3c) Give an example of an interpretive sequence aimed at transference
4a) Describe the importance of dreams in psychoanalysis and state why they must be processed with others to really understand them
4b) Differentiate the dream from its subsequent revisions, and describe why the telling of the dream blurs the boundaries between the dream and its interpretation
5a) Distinguish between manifest and latent dream content
5b) Define Freud’s concept of “dream-work” and explain at least 2 transformative operations by which the mind converts latent dream thought into the manifest dream
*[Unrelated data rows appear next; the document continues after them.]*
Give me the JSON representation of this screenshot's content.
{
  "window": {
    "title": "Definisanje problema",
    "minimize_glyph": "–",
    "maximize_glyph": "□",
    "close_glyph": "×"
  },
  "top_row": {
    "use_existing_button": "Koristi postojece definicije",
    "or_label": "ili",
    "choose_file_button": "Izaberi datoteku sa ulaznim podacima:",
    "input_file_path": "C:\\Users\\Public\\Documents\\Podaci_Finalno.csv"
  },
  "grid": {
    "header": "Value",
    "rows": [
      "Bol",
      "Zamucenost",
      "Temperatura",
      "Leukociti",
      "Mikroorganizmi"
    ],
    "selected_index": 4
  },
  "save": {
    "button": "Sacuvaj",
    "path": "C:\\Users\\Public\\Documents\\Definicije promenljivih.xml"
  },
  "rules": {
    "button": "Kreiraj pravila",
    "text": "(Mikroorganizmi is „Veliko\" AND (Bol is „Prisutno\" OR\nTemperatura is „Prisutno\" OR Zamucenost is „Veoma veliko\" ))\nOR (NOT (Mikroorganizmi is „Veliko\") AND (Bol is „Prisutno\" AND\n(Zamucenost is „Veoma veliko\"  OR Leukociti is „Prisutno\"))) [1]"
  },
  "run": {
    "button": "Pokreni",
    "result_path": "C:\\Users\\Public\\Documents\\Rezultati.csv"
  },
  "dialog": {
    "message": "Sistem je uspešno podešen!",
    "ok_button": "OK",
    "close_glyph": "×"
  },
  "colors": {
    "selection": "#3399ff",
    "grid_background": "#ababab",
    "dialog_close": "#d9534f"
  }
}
6a) Describe 3 avenues for association of a dream’s content
6b) State why dreams might be considered as action in psychoanalysis
6c) Describe 2 considerations in discerning the symbolism in a dream
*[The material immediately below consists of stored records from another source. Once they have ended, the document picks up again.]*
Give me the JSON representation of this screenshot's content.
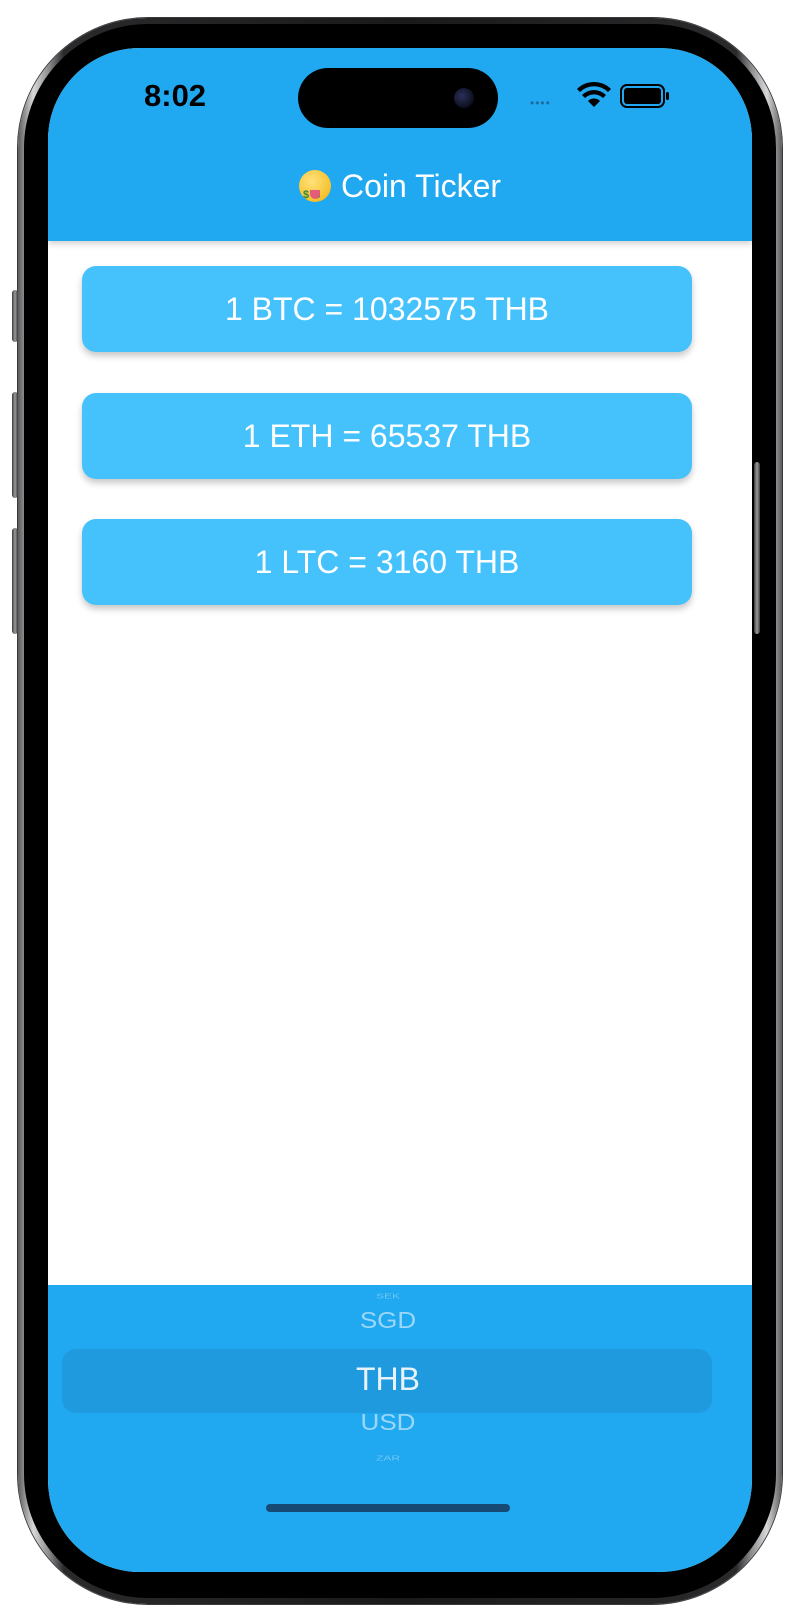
{
  "status_bar": {
    "time": "8:02",
    "signal": "••••"
  },
  "app_bar": {
    "emoji_icon": "money-mouth-face-icon",
    "title": "Coin Ticker",
    "background": "#20a8f0"
  },
  "rates": [
    {
      "text": "1 BTC = 1032575 THB"
    },
    {
      "text": "1 ETH = 65537 THB"
    },
    {
      "text": "1 LTC = 3160 THB"
    }
  ],
  "currency_picker": {
    "items": [
      "SEK",
      "SGD",
      "THB",
      "USD",
      "ZAR"
    ],
    "selected": "THB"
  },
  "colors": {
    "card_background": "#45c2fb",
    "accent": "#20a8f0"
  }
}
7a) Describe a way in which dreams might be used as supervision
7b) Give an example of the clinical use of countertransference dreams
JoAnn Ponder, PhD is a psychologist-psychoanalyst in private practice in Austin. She is a graduate and faculty member of the Center for Psychoanalytic Studies (CFPS) in Houston. She also completed postgraduate training programs in infant-parent mental health intervention, object relational couples and family therapy, and psychoanalytic writing. JoAnn has presented at national and international conferences on a variety of topics. She co-edited a book about women’s issues, authored book chapters about the psychological process of becoming an adoptive mother and treating children who lost their mothers, and wrote journal articles about the intergenerational transmission of trauma, collective trauma following the Tower shootings in Austin, psychological defenses against global warming, and patients’ displacement of their issues onto animals.
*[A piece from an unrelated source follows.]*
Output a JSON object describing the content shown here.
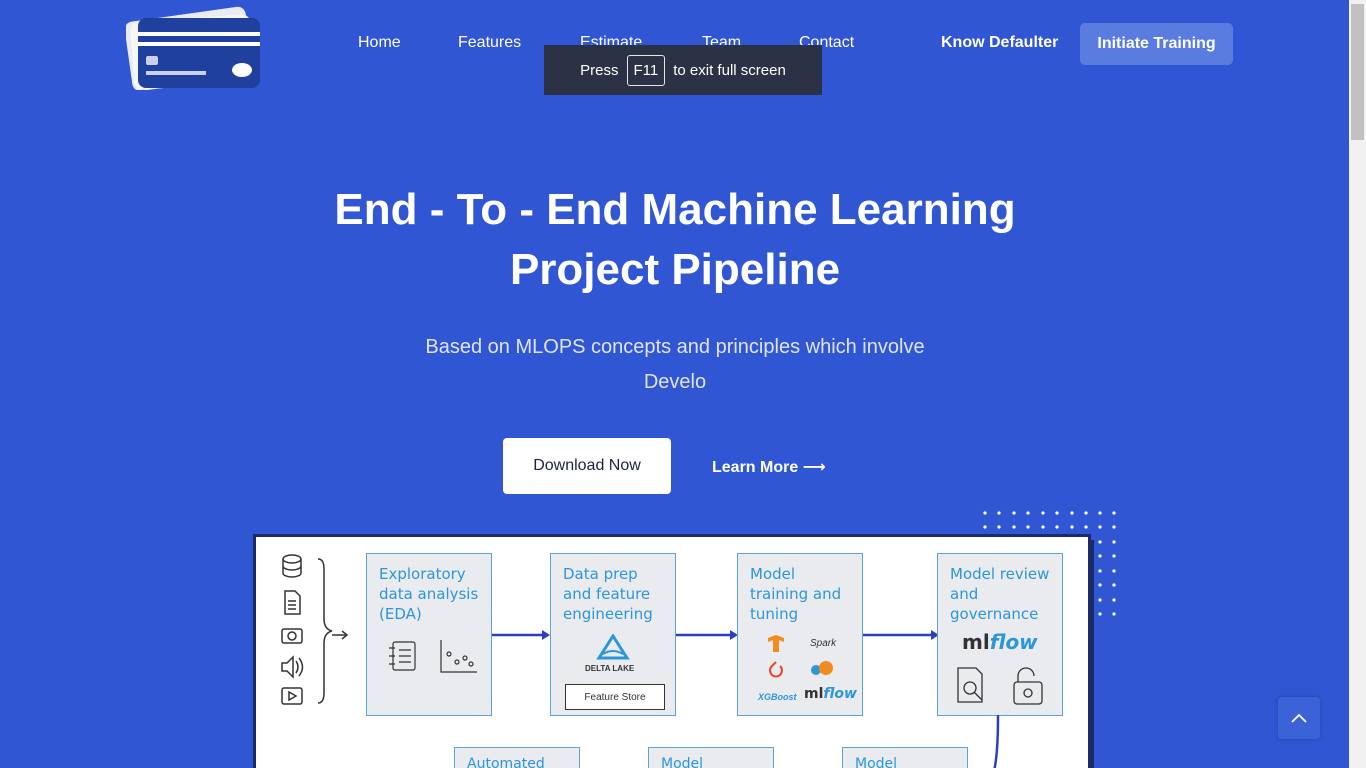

10.5 CE/CEU/Professional Development credits if the salon is attended in its entirety
CEs: This program, when attended in its entirety is available for 10.5 continuing education credits. Division 39 is approved by the American Psychological Association to sponsor continuing education for psychologists. Division 39 maintains responsibility for this program and its content. Participants must attend 100% of the program in order to receive a Certificate of Attendance. Division 39 is committed to accessibility and non-discrimination in its continuing education activities. Division 39 is also committed to conducting all activities in conformity with the American Psychological Association’s Ethical Principles for Psychologists. Participants are asked to be aware of the need for privacy and confidentiality throughout the program. If program content becomes stressful, participants are encouraged to process these feelings during discussion periods. If participants have special needs, we will attempt to accommodate them. Please address questions, concerns and any complaints to Randy Frazier at email@example.com. There is no commercial support for this program nor are there any relationships between the CE Sponsor, presenting organization, presenter, program content, research, grants, or other funding that could reasonably be construed as conflicts of interest. During the program, the presenter will discuss the validity and utility of the content and associated materials, the basis of such statements about validity/utility, and the limitations of and risks (severe and most common) associated with the content, if any. The program also provides 10.5 Professional Development credits for psychologists in Texas.
ASPP is approved by the Texas State Board of Examiners of Professional Counselors (Provider # 1138) to provide continuing education for licensed professional counselors in Texas. ASPP is approved by the Texas State Board of Social Workers Examiners (Provider # 5501) to provide continuing education activities for social workers.
Salon Coordinator: Randy Frazier, PhD, ASPP Co-PresidentContact the ASPP Administrator, Beth Martinez, at firstname.lastname@example.org with questions